This week’s map shows the gas taxA tax is a mandatory payment or charge collected by local, state, and national governments from individuals or businesses to cover the costs of general government services, goods, and activities. rate in each state as of January 1, 2017, using data from the American Petroleum Institute. These taxes can vary widely. The highest state gas taxA gas tax is commonly used to describe the variety of taxes levied on gasoline at both the federal and state levels, to provide funds for highway repair and maintenance, as well as for other government infrastructure projects. These taxes are levied in a few ways, including per-gallon excise taxes, excise taxes imposed on wholesalers, and general sales taxes that apply to the purchase of gasoline. is assessed in Pennsylvania, at 58.2 cents per gallon, with Washington State (49.4 cpg) and Hawaii (44.39 cpg) following closely behind. Alaska drivers pay the lowest rate in the country at 12.25 cents per gallon. These figures do not include the 18.4 cpg federal gas tax.
While usually not adored by taxpayers, gas taxes do conform relatively well with the public finance concept known as the “benefit principle,” meaning that as a general rule, the gas tax revenue accumulated from drivers goes toward the provision of government services that benefit drivers: the construction, maintenance, and repair of roads. This connecting of road costs with the people who use the roads encourages efficient use, minimizing traffic and wear on the road bed.
In fiscal year 2013, however, gas taxes, tolls, and motor vehicle license fees covered just 41.4 percent of state and local road spending. That percentage is falling over time as state gas tax rates in many states are not indexed for inflationInflation is when the general price of goods and services increases across the economy, reducing the purchasing power of a currency and the value of certain assets. The same paycheck covers less goods, services, and bills. It is sometimes referred to as a “hidden tax,” as it leaves taxpayers less well-off due to higher costs and “bracket creep,” while increasing the government’s spending power. , so the revenue they accumulate has weaker purchasing power each year. Of course, cars are also becoming more fuel-efficient all the time, and that makes for less gas tax collections each year as well.
One unintended consequence of lower fuel tax revenue is that legislators are occasionally tempted to seek road funding from more growth-damaging taxes like income and sales taxA sales tax is levied on retail sales of goods and services and, ideally, should apply to all final consumption with few exemptions.
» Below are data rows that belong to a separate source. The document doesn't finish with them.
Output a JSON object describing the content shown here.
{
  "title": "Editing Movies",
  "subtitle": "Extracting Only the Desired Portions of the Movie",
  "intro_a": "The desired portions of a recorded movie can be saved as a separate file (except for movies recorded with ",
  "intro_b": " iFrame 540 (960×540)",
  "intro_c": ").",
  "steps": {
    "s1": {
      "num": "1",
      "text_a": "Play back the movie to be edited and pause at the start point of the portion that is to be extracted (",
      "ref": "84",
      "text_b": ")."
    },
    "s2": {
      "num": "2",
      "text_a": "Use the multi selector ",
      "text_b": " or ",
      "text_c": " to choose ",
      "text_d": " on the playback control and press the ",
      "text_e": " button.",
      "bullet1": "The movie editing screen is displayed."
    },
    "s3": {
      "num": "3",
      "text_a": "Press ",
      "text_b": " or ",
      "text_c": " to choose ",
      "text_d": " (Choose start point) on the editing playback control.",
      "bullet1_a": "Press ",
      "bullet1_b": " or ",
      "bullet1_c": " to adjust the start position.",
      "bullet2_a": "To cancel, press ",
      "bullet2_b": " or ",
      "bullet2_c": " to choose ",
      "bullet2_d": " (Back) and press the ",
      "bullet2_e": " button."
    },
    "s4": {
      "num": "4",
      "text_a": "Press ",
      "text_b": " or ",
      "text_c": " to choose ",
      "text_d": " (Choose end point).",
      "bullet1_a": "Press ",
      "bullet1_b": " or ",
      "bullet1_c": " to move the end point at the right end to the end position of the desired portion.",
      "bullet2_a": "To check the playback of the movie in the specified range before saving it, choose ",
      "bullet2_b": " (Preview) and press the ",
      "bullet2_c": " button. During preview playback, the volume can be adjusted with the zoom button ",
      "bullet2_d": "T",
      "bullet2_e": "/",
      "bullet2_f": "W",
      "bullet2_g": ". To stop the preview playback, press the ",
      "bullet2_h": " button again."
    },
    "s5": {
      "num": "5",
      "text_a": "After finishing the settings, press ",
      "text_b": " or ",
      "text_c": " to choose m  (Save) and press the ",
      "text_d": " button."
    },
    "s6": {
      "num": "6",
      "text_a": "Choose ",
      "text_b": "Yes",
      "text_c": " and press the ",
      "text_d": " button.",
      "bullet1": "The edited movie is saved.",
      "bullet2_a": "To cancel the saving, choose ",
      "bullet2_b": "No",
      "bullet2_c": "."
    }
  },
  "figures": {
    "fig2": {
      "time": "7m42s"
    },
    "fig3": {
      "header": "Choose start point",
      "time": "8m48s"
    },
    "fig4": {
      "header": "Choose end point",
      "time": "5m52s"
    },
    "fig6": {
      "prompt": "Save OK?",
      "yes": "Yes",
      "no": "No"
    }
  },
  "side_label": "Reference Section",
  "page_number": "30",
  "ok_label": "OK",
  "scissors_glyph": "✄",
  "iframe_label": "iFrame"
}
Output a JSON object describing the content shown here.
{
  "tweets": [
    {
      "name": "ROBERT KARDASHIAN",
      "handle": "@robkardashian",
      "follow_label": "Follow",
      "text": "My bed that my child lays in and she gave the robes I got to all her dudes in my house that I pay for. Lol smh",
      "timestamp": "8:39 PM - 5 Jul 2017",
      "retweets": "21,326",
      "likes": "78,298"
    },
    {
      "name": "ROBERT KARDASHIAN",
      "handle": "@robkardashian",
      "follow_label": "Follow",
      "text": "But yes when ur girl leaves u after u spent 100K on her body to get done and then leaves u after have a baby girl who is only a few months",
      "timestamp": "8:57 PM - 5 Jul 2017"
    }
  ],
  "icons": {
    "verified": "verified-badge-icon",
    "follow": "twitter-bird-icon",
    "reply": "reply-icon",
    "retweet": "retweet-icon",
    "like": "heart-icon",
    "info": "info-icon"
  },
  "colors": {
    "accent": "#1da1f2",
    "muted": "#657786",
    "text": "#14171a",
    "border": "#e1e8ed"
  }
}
Many governments exempt goods like groceries; base broadening, such as including groceries, could keep rates lower. A sales tax should exempt business-to-business transactions which, when taxed, cause tax pyramiding. es, whose payers may or may not be heavy users of roads.
States assess gas taxes in a variety of ways. Some states assess a “specific” tax, a per-gallon tax rate that is collected at the pump. Other states charge wholesalers an “ad valorem” tax on the wholesale price of a gallon, and some states assess an ad valorem sales tax on the purchase of gasoline. The American Petroleum Institute’s data above adjusts for these differences in the application of taxes and calculates the average tax rateThe average tax rate is the total tax paid divided by taxable income. While marginal tax rates show the amount of tax paid on the next dollar earned, average tax rates show the overall share of income paid in taxes. on a gallon of fuel in each state for easy comparability.
Errata: The original version of this blog post listed the incorrect gas tax rate for Pennsylvania in the first paragraph and an incorrect rate for Illinois on the map. Both errors have been corrected.Share